(Dataset rows for apps and sites)
----------

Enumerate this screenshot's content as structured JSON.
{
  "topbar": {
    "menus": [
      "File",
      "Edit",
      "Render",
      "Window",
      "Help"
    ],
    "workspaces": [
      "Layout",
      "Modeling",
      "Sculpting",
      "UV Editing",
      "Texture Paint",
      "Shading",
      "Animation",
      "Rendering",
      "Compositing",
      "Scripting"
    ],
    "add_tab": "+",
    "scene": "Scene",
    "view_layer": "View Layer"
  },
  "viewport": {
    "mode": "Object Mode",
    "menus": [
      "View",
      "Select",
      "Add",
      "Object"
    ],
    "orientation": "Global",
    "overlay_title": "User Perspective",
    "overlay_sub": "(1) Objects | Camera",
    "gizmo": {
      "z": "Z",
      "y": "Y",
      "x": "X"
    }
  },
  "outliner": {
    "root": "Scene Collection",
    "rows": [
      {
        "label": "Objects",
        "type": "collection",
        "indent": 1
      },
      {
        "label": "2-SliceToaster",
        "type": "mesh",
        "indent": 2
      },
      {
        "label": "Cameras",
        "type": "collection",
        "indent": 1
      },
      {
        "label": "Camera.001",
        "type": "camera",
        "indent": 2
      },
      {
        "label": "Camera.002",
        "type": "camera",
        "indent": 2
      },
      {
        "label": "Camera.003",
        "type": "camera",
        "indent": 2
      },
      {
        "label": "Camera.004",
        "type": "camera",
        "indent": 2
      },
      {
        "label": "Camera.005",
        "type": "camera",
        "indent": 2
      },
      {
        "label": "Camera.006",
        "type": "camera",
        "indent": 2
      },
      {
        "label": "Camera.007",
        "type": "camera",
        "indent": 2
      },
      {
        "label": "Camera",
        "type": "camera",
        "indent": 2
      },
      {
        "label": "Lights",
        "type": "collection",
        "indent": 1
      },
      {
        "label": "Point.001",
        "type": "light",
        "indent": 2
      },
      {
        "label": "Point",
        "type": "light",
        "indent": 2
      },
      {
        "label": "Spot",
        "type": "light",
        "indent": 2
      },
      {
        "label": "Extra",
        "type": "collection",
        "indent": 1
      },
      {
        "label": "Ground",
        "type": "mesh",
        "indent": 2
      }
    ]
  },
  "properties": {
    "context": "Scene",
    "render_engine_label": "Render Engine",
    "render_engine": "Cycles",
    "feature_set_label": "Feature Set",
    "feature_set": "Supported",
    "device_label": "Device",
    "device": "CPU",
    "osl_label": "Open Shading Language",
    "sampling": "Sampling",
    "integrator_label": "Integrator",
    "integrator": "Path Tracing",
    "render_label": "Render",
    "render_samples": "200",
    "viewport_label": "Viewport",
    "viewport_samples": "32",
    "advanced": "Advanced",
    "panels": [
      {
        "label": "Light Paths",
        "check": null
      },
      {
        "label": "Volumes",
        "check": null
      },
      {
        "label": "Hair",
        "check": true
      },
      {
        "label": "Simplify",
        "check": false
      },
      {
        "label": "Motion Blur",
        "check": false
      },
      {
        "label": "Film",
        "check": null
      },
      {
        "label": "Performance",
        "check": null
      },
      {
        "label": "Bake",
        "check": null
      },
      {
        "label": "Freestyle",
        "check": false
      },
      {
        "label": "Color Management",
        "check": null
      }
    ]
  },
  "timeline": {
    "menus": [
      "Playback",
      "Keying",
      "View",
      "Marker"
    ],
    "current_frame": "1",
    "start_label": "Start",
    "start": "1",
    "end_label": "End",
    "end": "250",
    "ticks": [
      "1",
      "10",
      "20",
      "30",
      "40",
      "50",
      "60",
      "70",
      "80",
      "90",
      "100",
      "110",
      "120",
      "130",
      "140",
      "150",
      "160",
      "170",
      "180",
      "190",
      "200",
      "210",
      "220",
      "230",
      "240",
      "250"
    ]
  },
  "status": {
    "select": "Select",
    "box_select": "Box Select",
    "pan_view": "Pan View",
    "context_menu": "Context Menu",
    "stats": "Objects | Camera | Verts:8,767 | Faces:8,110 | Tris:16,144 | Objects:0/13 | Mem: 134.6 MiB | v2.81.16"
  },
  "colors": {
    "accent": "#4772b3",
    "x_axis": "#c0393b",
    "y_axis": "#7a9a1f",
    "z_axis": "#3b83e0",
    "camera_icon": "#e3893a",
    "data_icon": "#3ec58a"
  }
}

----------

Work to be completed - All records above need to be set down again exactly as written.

Response area -
Enumerate this screenshot's content as structured JSON.
{
  "topbar": {
    "menus": [
      "File",
      "Edit",
      "Render",
      "Window",
      "Help"
    ],
    "workspaces": [
      "Layout",
      "Modeling",
      "Sculpting",
      "UV Editing",
      "Texture Paint",
      "Shading",
      "Animation",
      "Rendering",
      "Compositing",
      "Scripting"
    ],
    "add_tab": "+",
    "scene": "Scene",
    "view_layer": "View Layer"
  },
  "viewport": {
    "mode": "Object Mode",
    "menus": [
      "View",
      "Select",
      "Add",
      "Object"
    ],
    "orientation": "Global",
    "overlay_title": "User Perspective",
    "overlay_sub": "(1) Objects | Camera",
    "gizmo": {
      "z": "Z",
      "y": "Y",
      "x": "X"
    }
  },
  "outliner": {
    "root": "Scene Collection",
    "rows": [
      {
        "label": "Objects",
        "type": "collection",
        "indent": 1
      },
      {
        "label": "2-SliceToaster",
        "type": "mesh",
        "indent": 2
      },
      {
        "label": "Cameras",
        "type": "collection",
        "indent": 1
      },
      {
        "label": "Camera.001",
        "type": "camera",
        "indent": 2
      },
      {
        "label": "Camera.002",
        "type": "camera",
        "indent": 2
      },
      {
        "label": "Camera.003",
        "type": "camera",
        "indent": 2
      },
      {
        "label": "Camera.004",
        "type": "camera",
        "indent": 2
      },
      {
        "label": "Camera.005",
        "type": "camera",
        "indent": 2
      },
      {
        "label": "Camera.006",
        "type": "camera",
        "indent": 2
      },
      {
        "label": "Camera.007",
        "type": "camera",
        "indent": 2
      },
      {
        "label": "Camera",
        "type": "camera",
        "indent": 2
      },
      {
        "label": "Lights",
        "type": "collection",
        "indent": 1
      },
      {
        "label": "Point.001",
        "type": "light",
        "indent": 2
      },
      {
        "label": "Point",
        "type": "light",
        "indent": 2
      },
      {
        "label": "Spot",
        "type": "light",
        "indent": 2
      },
      {
        "label": "Extra",
        "type": "collection",
        "indent": 1
      },
      {
        "label": "Ground",
        "type": "mesh",
        "indent": 2
      }
    ]
  },
  "properties": {
    "context": "Scene",
    "render_engine_label": "Render Engine",
    "render_engine": "Cycles",
    "feature_set_label": "Feature Set",
    "feature_set": "Supported",
    "device_label": "Device",
    "device": "CPU",
    "osl_label": "Open Shading Language",
    "sampling": "Sampling",
    "integrator_label": "Integrator",
    "integrator": "Path Tracing",
    "render_label": "Render",
    "render_samples": "200",
    "viewport_label": "Viewport",
    "viewport_samples": "32",
    "advanced": "Advanced",
    "panels": [
      {
        "label": "Light Paths",
        "check": null
      },
      {
        "label": "Volumes",
        "check": null
      },
      {
        "label": "Hair",
        "check": true
      },
      {
        "label": "Simplify",
        "check": false
      },
      {
        "label": "Motion Blur",
        "check": false
      },
      {
        "label": "Film",
        "check": null
      },
      {
        "label": "Performance",
        "check": null
      },
      {
        "label": "Bake",
        "check": null
      },
      {
        "label": "Freestyle",
        "check": false
      },
      {
        "label": "Color Management",
        "check": null
      }
    ]
  },
  "timeline": {
    "menus": [
      "Playback",
      "Keying",
      "View",
      "Marker"
    ],
    "current_frame": "1",
    "start_label": "Start",
    "start": "1",
    "end_label": "End",
    "end": "250",
    "ticks": [
      "1",
      "10",
      "20",
      "30",
      "40",
      "50",
      "60",
      "70",
      "80",
      "90",
      "100",
      "110",
      "120",
      "130",
      "140",
      "150",
      "160",
      "170",
      "180",
      "190",
      "200",
      "210",
      "220",
      "230",
      "240",
      "250"
    ]
  },
  "status": {
    "select": "Select",
    "box_select": "Box Select",
    "pan_view": "Pan View",
    "context_menu": "Context Menu",
    "stats": "Objects | Camera | Verts:8,767 | Faces:8,110 | Tris:16,144 | Objects:0/13 | Mem: 134.6 MiB | v2.81.16"
  },
  "colors": {
    "accent": "#4772b3",
    "x_axis": "#c0393b",
    "y_axis": "#7a9a1f",
    "z_axis": "#3b83e0",
    "camera_icon": "#e3893a",
    "data_icon": "#3ec58a"
  }
}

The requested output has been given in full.